INPUT RECORDS =>
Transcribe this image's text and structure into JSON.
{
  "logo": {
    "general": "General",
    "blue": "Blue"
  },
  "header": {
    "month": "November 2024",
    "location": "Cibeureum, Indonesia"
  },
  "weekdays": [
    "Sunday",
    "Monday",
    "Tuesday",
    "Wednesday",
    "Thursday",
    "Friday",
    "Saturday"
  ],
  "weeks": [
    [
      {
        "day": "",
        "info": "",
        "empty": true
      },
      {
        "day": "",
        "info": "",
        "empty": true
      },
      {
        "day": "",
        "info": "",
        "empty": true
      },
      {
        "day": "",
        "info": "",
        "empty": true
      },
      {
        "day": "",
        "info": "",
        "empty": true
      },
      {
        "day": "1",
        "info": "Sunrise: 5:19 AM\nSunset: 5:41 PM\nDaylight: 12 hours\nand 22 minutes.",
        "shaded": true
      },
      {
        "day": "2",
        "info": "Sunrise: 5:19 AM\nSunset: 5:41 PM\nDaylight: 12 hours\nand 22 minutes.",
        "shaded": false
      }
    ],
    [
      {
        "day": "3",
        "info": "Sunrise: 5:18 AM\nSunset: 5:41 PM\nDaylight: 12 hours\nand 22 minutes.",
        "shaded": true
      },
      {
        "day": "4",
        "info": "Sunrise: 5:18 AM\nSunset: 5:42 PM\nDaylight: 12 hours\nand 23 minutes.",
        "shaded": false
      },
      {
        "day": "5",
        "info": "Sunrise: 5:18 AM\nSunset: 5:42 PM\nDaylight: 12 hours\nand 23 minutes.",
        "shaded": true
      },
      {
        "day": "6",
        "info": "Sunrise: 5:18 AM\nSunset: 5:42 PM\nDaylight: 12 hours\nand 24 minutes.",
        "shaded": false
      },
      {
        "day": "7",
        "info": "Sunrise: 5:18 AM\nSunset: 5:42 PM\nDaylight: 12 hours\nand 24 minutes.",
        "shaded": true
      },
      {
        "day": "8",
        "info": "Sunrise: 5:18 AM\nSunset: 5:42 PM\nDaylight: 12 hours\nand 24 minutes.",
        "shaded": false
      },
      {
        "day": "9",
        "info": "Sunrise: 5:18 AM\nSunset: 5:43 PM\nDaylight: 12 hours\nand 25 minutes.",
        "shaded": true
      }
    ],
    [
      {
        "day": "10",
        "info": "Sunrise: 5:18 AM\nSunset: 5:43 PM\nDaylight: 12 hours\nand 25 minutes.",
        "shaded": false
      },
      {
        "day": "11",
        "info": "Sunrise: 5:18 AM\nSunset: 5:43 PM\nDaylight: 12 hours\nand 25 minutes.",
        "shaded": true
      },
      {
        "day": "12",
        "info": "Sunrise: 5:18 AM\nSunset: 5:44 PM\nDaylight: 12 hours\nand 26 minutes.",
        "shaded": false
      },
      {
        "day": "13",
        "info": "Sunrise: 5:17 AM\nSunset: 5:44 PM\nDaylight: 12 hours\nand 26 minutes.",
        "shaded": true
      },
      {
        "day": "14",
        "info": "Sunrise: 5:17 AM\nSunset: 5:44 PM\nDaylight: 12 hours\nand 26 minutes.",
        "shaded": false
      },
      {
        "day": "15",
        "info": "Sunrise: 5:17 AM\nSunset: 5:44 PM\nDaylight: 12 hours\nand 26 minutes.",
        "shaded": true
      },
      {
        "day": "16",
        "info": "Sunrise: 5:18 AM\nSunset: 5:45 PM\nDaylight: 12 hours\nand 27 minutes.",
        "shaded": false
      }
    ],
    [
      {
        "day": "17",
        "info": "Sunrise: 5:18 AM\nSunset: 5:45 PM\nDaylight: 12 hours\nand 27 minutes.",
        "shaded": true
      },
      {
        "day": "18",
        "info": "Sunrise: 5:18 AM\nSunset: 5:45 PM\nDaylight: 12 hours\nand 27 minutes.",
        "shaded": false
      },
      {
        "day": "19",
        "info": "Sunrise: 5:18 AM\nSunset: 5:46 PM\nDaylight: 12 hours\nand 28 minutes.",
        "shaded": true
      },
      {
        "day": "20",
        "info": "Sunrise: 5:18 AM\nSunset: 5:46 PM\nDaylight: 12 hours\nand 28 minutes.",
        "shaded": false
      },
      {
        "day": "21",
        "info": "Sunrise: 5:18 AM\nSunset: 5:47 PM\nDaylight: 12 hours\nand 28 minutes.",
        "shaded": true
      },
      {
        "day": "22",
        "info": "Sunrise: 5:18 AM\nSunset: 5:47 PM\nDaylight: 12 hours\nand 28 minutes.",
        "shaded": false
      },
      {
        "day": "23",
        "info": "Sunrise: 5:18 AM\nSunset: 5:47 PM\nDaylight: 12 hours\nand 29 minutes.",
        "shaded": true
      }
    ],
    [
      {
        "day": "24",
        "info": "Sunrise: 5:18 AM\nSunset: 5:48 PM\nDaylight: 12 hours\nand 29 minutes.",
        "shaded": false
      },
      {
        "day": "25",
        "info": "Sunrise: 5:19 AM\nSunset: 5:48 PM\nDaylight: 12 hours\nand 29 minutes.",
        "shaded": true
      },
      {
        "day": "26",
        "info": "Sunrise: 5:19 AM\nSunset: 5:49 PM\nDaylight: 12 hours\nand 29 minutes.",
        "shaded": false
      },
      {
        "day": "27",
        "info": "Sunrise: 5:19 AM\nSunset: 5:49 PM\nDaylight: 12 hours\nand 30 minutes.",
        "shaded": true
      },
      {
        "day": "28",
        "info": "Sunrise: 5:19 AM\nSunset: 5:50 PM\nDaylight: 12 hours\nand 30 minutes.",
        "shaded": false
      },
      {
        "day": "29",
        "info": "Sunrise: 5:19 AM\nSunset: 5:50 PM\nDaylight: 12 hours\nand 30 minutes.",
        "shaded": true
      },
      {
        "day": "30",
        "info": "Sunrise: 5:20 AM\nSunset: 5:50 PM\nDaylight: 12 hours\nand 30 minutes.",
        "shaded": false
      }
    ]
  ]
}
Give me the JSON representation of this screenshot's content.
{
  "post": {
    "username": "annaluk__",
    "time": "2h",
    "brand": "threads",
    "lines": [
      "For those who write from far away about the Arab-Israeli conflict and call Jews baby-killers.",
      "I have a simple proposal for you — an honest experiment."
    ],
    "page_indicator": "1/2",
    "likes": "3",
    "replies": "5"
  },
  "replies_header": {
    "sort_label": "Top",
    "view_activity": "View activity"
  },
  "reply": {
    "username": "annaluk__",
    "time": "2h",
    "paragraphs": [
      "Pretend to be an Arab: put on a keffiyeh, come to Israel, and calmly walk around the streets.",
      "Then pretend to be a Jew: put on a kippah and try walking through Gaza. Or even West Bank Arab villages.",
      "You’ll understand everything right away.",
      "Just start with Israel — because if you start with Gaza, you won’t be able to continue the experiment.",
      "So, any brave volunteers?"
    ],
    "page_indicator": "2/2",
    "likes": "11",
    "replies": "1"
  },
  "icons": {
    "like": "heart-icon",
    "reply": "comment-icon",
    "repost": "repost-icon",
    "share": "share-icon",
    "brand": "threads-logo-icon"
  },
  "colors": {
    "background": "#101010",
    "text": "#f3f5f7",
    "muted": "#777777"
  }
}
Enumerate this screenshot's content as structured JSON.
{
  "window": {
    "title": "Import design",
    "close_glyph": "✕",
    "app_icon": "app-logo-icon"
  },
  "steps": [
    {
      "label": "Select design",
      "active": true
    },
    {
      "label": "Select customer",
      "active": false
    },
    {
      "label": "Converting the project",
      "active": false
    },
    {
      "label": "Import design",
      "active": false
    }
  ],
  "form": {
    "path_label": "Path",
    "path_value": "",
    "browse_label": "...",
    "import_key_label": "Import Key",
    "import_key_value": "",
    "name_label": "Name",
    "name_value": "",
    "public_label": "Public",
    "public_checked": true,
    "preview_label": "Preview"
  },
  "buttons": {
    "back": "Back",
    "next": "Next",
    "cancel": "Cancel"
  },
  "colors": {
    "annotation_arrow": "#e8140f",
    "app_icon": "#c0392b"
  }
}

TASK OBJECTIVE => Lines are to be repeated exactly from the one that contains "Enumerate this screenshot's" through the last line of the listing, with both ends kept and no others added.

OUTPUT FOR THIS TASK =>
Enumerate this screenshot's content as structured JSON.
{
  "window": {
    "title": "Import design",
    "close_glyph": "✕",
    "app_icon": "app-logo-icon"
  },
  "steps": [
    {
      "label": "Select design",
      "active": true
    },
    {
      "label": "Select customer",
      "active": false
    },
    {
      "label": "Converting the project",
      "active": false
    },
    {
      "label": "Import design",
      "active": false
    }
  ],
  "form": {
    "path_label": "Path",
    "path_value": "",
    "browse_label": "...",
    "import_key_label": "Import Key",
    "import_key_value": "",
    "name_label": "Name",
    "name_value": "",
    "public_label": "Public",
    "public_checked": true,
    "preview_label": "Preview"
  },
  "buttons": {
    "back": "Back",
    "next": "Next",
    "cancel": "Cancel"
  },
  "colors": {
    "annotation_arrow": "#e8140f",
    "app_icon": "#c0392b"
  }
}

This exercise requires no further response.